Element data from apps and pages

* * *

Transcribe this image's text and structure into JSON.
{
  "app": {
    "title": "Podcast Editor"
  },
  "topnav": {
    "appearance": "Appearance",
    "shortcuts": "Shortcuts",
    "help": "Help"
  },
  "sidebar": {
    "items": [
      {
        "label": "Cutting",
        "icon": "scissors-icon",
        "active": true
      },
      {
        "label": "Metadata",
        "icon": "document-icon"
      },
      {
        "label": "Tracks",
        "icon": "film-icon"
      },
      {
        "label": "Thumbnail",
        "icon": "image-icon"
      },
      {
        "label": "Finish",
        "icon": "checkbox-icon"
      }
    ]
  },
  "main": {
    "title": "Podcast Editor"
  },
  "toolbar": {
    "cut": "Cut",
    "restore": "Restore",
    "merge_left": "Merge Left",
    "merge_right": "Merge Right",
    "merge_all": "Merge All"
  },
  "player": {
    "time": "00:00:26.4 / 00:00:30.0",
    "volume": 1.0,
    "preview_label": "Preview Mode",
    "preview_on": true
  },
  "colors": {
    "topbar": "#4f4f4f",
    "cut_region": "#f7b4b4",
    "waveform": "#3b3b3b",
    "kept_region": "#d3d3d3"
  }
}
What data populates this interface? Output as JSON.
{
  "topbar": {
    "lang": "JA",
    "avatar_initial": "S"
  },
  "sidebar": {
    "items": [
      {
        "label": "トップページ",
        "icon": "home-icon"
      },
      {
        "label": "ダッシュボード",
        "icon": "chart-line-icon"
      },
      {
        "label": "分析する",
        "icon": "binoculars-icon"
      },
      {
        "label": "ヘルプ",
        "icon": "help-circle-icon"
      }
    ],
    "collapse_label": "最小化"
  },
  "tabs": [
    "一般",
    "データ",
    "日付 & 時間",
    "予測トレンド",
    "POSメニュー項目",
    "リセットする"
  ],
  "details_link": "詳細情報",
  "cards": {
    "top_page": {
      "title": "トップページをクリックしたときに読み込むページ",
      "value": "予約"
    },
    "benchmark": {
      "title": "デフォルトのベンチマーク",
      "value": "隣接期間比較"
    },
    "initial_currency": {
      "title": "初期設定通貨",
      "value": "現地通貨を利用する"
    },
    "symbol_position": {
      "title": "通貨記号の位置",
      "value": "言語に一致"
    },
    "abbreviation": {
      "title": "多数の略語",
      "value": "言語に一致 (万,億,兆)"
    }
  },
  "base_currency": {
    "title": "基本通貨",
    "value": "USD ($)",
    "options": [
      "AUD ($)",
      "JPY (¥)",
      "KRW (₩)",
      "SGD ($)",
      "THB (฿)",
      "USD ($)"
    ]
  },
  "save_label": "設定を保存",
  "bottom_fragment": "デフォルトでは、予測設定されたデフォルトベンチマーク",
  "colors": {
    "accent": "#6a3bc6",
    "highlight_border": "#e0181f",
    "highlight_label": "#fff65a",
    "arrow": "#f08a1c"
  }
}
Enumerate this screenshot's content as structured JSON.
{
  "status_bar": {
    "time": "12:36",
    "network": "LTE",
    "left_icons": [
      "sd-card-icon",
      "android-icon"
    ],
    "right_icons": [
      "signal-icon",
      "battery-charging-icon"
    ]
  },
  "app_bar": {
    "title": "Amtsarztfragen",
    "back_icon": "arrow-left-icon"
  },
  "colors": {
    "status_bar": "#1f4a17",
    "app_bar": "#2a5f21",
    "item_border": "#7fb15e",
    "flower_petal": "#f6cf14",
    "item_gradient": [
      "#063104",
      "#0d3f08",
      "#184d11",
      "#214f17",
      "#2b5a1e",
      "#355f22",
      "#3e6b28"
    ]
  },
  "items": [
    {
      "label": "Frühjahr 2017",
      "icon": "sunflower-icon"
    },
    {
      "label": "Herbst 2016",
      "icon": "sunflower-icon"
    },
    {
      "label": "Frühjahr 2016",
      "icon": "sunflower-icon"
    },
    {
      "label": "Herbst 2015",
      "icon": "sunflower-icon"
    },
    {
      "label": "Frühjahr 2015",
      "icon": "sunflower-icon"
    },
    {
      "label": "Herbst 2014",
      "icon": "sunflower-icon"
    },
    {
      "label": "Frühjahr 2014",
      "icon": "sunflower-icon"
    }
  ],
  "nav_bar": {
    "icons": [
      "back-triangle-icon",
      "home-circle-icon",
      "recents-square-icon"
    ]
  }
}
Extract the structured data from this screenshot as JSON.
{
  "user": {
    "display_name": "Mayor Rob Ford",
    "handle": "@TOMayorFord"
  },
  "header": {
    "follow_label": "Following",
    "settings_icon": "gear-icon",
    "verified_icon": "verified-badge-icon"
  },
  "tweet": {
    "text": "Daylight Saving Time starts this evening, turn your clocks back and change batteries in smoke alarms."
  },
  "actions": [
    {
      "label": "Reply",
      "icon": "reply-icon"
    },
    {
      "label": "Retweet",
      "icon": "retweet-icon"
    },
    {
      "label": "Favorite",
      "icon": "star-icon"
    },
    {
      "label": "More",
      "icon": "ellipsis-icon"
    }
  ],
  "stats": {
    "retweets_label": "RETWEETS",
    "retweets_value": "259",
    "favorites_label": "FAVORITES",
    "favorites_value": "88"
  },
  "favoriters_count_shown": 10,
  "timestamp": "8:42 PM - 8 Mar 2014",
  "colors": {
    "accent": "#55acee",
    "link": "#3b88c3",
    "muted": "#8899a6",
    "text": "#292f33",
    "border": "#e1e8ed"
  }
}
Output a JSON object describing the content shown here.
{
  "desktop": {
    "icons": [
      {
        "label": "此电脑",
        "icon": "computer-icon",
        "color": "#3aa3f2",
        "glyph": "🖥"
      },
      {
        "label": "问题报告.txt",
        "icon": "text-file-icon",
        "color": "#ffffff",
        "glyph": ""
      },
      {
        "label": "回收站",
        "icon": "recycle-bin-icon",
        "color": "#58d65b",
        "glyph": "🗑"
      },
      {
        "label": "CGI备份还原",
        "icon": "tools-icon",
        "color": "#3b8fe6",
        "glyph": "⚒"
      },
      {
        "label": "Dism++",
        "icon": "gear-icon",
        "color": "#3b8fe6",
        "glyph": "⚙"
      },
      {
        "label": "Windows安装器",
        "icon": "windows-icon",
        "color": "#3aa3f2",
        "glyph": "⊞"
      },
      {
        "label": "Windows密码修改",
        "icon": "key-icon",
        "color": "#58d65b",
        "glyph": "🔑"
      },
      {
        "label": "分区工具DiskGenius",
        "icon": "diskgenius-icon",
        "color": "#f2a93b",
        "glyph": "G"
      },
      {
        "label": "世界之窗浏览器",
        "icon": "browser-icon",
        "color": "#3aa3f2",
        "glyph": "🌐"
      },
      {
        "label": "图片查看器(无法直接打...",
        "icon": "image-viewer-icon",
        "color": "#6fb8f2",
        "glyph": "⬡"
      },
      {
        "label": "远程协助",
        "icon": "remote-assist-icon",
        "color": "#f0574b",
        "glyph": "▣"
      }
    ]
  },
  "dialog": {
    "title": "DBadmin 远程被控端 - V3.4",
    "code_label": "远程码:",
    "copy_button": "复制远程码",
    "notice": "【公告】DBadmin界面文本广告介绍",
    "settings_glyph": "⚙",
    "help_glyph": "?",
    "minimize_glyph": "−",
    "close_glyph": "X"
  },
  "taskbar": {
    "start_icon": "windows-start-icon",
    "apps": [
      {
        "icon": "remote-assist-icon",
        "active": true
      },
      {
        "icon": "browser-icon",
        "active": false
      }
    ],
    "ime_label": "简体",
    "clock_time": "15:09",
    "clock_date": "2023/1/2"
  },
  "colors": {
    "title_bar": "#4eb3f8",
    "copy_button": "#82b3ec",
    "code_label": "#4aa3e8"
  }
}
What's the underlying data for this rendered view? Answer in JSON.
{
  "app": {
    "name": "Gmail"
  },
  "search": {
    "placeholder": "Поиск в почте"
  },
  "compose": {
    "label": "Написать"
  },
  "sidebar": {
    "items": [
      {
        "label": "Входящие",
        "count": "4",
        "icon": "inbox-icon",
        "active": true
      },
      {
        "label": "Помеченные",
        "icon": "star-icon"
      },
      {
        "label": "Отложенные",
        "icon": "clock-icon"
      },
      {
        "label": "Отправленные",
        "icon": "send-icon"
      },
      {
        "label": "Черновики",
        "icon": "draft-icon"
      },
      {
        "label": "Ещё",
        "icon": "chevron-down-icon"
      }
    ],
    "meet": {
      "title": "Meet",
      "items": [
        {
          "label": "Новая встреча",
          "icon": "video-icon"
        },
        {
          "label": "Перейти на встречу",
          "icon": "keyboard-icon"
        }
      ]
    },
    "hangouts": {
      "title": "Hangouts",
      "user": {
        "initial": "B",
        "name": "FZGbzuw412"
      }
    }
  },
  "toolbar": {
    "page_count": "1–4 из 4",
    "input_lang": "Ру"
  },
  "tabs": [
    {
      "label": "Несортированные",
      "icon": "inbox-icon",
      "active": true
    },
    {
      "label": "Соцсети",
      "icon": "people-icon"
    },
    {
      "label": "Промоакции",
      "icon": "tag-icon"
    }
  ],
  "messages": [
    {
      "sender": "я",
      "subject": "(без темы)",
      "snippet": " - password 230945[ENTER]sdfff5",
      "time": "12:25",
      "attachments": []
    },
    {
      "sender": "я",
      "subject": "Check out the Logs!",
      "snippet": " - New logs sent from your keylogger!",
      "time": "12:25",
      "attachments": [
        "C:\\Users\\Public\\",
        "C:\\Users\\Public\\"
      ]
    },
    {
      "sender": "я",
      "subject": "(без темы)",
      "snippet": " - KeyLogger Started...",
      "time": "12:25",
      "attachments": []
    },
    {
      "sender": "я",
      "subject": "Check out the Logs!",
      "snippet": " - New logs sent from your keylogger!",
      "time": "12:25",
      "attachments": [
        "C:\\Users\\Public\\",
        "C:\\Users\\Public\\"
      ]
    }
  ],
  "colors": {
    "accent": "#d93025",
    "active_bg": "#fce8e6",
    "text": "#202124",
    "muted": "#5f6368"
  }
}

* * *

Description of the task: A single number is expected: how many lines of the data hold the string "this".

Answer space: 6